To reduce energy consumption and improve the performance of its beer cooling process, the Stroh Brewery Co. analyzed the glycol circulation system used for batch cooling of beer products at its Heileman Div. brewing facility in La Crosse, Wis. By simply reducing the diameter of the pump impeller and fully opening the discharge gate valve, cooling circulation system energy use was reduced by 50 percent, resulting in savings of $19,000 in the first year. With a cost of $1,500, this project realized a simple payback in about one month.
Project OverviewTo optimize performance of the plant's glycol cooling system, facility management at the La Crosse brewery hired a consulting engineering firm to perform a feasibility analysis and make performance optimization recommendations. This decision followed a p reliminary screening by the Energy Center of Wisconsin in Madison, Wis. The project called for the consultant to document the systems, analyze and evaluate the energy-saving opportunities, implement cost-effective projects, and conduct followup measureme n ts to confirm savings.
Brewing at the La Crosse facility is conducted on a weekly cycle beginning Sunday night, though not all tanks are cycled each week. After brewing is completed, the beer is cooled in a heat exchanger to 54oF (12 oC) and moved to storage tanks. The beer is further cooled in the storage tanks by a glycol cooling system. A solution of water and 36 percent propylene glycol is pumped through a 400-ton chiller that uses ammonia from the central refrigeration pl an t to cool the solution to 22 to 24oF (-5 to -4oC). The glycol solution then is channeled through an intricate piping and pumping system to cool the beer storage tanks. This pumping system was the focus of the energy-saving efforts.
The original glycol pumping system consisted of three parallel pumps, directly coupled to three 150 hp electric motors. Originally, each pump had a 17" impeller dia. Prior to this project, one impeller was trimmed to 14.75" dia. and its motor was r eplace d with a 75 hp unit. The 75 hp motor, however, could not handle the pumping load under all conditions; therefore, it was no longer in use. To compensate, one of the 150 hp pumps operated continuously. To prevent the motor from exceeding its rated a mps, the gate valve on the discharge was closed substantially.
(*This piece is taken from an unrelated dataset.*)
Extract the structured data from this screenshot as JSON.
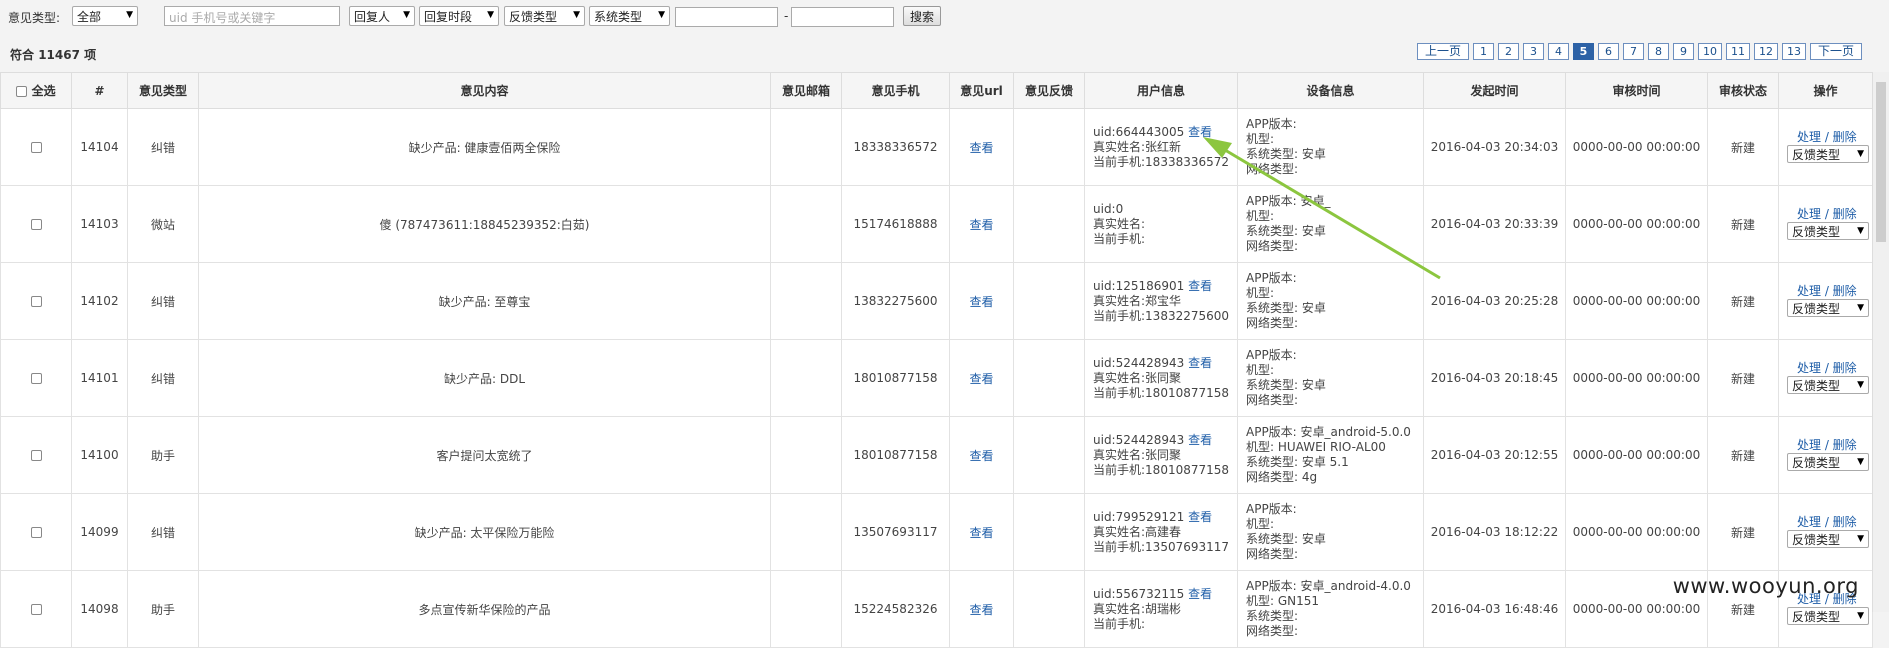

Systems ApproachTo improve the energy efficiency and performance of its beer cooling system in an environmentally conscious manner, the Stroh Brewery project team developed a feasibility study based on the systems approach. The project consisted of the following eight st eps:
- Review system documentation, field verification and discussion of systems operation with brewery staff.
- Prepare a system detailed description.
- Prepare a measurement plan, identifying measurements (flow, temperature, press u re, kW, etc.) to be taken and under what conditions.
- Measure system operation according to the measurement plan.
- Evaluate current system performance by comparing measured data to design information (e.g., pump curves).
- Identify t ec hnical options to increase system efficiency and, if possible, ability to meet production needs.
- Analyze each technical option to establish feasibility, estimate cost and energy savings, and determine cost effectiveness.
- Prepare a repor t summarizing the results of the analysis.
Project ImplementationFollowing a thorough examination of the facility's glycol cooling system, three optimization measures were evaluated and considered for implementation:
- Trimming the pump impeller.
- Installing a new pump that matched the existing system.
- Installing a new pump with a variable speed drive.
Based on measured data and calculations, the team concluded that the first measure presented the greatest return for the least cost.
The project team used a seven-step procedure to trim the impeller. The steps, which took 15 hours to accomplish, were:
- Isolate pump and drain down casing.
- Remove top half casing.
- Remove rotor.
- Set up and trim impeller on shaft.
- Deburr and grind trailing edge of vanes.
- Balance rotor.
- Reassemble pump.
By trimming the impeller to 11.75", the discharge valve could be completely opened, and a normal constant flow rate, either equal to or greater than the flow rate achieved with a 150 hp motor and 17" dia. impeller, could be maintained.
ResultsField measurements conducted by brewery personnel after the impeller was trimmed to 11.75" dia. confirmed the success of the adjustment. Not only did the new system's flow rate increase by 15 percent, from 1,200 gal/min to 1,380 gal/min, but the smaller motor reduced electricity demand by more than 50 percent (from 112 kW to 54 kW). Extrapolating these results shows that the system's annual electricity consumption will fall from 981,000 kW-hr to an estimated 473,000 kW-hr.
Additional benefits realized by Stroh Brewery included: greater available cooling for peak load periods, extended equipment life and decreased maintenance for pumps and valves.
This Motor Challenge Showcase Project resulted in annual savings of $19,000, providing payback in one month. The Motor Challenge is a public-private initiative sponsored by the U.S. Department of Energy, Washington.
For more information, call (800) 862-2086 or visit www.eere.energy.gov/industry/.